Renters insurance is a little simpler than homeowners insurance because renters policies do not cover the structure of the home itself. However, renters insurance is very customizable. Depending on the policyholder, there is a long list of renters insurance endorsements, changes to deductibles and supplemental policies that should be considered. Below are some examples.
Deductibles: Most renters insurance policies have a $500 deductible – the amount the policyholder is responsible for paying toward a loss before an insurance company will make a payment. Renters have the option to increase their deductible and lower their monthly payments. Insurance companies frequently allow renters to increase their deductible by increments of $500 up to $2,500 or more. Increasing a deductible lowers the cost of premiums, but also means a renter will need to have more money available in the event of a loss.
Deductibles for property damage are also unlike the typical health insurance policy, which has a single, annual deductible. Renters insurance deductibles apply to each individual claim, no matter the length of time between each loss. Renters insurance policies frequently offer medical payments coverage between $1,000 and $5,000 but it is not subject to the policy deductible.
Endorsements: Renters insurance endorsements and scheduled items (sometimes called floater policies) are are two ways tenants can make sure their renters insurance policy adequately covers them. These extensions of a renters insurance policy enable renters to fill gaps in coverage that might exist because of limitations to standard policies. For example, no matter the personal property claim limit chosen by a renter, renters insurance policies typically only cover up to about $2,000 of jewelry in the event of a loss. Renters with jewelry valued more than that category's limit can purchase an endorsement to increase it and adequately cover their belongings. Categories like this one exist for a number of different items.
Roommates: Most renters insurance policies only cover the personal property and liability of the policyholder. That means any non-family roommates are not covered by the policy purchased by someone else and they cannot be added to a policy.
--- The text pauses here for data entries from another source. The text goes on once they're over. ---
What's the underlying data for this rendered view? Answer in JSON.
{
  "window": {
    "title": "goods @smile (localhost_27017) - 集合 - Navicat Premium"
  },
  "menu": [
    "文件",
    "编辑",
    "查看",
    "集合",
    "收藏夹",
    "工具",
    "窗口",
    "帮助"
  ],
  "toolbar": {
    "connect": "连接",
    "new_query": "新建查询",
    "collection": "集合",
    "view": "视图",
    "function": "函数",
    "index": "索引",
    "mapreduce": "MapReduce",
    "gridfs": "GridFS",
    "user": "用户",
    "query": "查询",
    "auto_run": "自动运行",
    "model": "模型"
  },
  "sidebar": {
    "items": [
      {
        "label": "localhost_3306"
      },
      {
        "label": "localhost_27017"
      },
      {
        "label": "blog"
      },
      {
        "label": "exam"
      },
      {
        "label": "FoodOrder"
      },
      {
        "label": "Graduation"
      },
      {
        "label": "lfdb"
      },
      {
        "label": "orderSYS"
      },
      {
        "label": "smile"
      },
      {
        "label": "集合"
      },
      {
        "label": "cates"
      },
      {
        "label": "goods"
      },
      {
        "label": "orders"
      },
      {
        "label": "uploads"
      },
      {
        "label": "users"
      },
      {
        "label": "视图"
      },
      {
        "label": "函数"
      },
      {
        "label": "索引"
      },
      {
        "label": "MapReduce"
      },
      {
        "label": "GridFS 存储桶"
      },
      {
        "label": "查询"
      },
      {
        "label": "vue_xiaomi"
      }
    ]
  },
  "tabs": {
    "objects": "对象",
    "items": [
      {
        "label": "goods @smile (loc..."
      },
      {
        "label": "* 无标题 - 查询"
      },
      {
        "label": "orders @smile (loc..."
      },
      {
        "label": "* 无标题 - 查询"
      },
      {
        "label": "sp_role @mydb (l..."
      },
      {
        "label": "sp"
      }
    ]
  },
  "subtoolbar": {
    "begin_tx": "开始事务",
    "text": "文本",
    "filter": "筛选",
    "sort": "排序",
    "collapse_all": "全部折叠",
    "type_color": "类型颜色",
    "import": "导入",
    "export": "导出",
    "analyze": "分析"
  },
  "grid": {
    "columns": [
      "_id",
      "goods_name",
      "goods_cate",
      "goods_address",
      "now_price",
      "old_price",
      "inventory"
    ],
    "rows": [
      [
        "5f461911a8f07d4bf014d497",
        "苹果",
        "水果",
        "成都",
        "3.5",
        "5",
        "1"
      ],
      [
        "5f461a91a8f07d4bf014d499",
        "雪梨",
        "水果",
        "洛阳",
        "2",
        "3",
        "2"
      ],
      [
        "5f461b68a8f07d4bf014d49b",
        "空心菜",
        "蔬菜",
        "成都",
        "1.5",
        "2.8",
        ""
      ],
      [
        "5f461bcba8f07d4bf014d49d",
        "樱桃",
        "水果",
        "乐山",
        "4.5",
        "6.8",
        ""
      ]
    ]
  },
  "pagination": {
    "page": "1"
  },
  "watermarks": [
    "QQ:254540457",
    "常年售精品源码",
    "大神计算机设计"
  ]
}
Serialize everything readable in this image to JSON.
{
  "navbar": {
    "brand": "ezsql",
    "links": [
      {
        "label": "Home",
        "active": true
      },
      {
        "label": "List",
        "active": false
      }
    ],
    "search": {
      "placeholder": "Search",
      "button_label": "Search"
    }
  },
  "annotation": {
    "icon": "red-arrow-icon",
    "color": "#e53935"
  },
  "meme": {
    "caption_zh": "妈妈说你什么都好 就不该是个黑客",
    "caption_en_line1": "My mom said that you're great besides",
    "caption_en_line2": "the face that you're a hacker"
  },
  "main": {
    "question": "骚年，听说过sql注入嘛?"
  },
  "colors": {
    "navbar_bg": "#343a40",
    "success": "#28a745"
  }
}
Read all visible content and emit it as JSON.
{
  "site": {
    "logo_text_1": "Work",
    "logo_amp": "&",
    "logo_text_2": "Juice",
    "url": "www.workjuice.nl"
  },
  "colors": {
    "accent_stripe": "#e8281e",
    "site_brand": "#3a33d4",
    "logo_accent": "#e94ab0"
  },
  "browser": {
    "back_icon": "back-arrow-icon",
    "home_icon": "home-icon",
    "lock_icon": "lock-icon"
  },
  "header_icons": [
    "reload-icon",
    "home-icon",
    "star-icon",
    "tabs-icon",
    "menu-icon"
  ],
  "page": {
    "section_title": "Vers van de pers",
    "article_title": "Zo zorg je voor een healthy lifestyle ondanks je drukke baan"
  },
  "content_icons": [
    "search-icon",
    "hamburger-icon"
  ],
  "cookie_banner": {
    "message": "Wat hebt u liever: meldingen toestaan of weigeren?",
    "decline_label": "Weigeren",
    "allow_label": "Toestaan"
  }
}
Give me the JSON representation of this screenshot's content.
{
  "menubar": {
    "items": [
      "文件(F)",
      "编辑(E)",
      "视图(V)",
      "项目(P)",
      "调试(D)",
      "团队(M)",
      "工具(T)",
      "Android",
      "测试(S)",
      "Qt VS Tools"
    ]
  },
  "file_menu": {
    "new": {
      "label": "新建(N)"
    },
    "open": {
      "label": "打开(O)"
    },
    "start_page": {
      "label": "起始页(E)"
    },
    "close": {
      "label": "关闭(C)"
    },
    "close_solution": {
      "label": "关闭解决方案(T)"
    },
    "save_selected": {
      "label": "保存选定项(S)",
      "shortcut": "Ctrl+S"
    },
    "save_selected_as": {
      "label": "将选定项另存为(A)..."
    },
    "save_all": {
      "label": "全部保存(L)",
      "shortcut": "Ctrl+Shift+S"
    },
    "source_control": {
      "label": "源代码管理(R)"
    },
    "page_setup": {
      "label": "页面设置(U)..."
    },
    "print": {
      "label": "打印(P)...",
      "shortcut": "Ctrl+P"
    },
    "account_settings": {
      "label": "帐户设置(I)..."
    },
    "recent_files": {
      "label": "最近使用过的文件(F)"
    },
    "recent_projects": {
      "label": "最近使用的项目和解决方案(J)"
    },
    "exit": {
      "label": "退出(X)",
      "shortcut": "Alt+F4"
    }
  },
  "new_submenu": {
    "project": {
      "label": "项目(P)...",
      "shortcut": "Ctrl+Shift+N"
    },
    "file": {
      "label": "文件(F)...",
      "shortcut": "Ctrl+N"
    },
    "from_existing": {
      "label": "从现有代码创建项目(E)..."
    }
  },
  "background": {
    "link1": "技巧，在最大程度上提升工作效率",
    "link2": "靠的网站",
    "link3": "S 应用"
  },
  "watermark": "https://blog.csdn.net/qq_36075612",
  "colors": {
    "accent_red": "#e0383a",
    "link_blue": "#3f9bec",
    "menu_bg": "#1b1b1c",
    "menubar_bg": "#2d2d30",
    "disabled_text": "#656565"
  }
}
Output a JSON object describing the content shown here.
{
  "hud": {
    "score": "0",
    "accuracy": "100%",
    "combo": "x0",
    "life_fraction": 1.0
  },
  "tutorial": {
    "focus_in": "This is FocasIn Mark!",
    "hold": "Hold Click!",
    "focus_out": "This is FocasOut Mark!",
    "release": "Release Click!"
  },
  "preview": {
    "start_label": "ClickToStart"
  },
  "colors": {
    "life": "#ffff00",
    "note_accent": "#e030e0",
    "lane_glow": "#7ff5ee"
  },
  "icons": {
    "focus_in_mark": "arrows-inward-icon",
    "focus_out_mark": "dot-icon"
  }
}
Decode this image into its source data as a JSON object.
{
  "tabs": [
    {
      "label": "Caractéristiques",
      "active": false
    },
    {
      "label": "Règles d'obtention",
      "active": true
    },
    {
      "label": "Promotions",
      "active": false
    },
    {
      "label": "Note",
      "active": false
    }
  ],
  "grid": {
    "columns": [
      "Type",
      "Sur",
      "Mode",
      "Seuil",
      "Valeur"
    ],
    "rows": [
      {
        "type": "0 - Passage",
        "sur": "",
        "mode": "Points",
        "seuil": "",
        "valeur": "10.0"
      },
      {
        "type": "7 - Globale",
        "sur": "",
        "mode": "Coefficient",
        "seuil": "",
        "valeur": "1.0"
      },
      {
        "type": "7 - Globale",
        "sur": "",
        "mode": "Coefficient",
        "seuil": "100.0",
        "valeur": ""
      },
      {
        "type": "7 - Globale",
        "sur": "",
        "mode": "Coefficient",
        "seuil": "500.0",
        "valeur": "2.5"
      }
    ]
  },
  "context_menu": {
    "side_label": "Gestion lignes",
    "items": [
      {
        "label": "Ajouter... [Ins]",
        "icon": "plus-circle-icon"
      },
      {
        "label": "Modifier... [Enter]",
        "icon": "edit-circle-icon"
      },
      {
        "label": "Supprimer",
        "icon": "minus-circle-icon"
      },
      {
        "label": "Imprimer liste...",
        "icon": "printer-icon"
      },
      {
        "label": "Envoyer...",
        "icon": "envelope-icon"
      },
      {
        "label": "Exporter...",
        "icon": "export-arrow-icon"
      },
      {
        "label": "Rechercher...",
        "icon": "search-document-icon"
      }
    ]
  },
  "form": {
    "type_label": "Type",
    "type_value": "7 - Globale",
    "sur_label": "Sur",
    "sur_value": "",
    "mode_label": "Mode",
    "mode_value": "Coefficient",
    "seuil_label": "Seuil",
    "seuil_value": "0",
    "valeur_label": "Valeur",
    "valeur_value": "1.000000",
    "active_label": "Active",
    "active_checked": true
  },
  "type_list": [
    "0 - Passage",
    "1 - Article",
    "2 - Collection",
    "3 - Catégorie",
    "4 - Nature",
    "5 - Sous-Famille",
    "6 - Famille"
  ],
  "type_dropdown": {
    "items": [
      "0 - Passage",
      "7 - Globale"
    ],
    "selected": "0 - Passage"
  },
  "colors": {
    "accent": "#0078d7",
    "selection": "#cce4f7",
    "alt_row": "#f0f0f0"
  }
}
Each renter should consider purchasing their own individual renters insurance policy to ensure all tenants of a rental home or unit are effectively insured.
Floods, Earthquakes and Sinkholes: Renters insurance doesn't cover everything and depending on the dwelling and where a renter lives, they might choose to purchase other insurance policies that conside with renters insurance. Flood insurance is availabel through the National Flood Insurance Program (NFIP) and a number of companies sell earthquake and sinkhole insurance policies. In some cases, an endorsement can be added to cover earthquake or sinkhole damage.
Two Common Mistakes in Shopping for Renters Insurance
There are two common mistakes renters make when shopping for the best renters insurance policy for their needs: they purchase a policy from a familiar company without comparing prices, or choose the cheapest policy without regard to detail.
Tenants need to shop around and compare renters insurance policies before buying one. Renters insurance premiums are priced based on factors besides the coverage itself. Insurance companies use the location, type of dwelling and other factors to determine rates and every company calculates these things differently. The cheapest renters insurance policy for one person might not be the most affordable for another. The neighbors next door might even have different quotes for a similar policy.
Renters also need to keep in mind that the cheapest policy might not be the best choice either. One policy might be slightly more expensive, but have a lower, more affordable deductible. Some policies might be nearly evenly priced, but one might include identity fraud protection and the other might not. Renters need to decide what is most important to them, gather quotes and review renters insurance policies side by side. Otherwise, there is no way they can be certain which is better for them.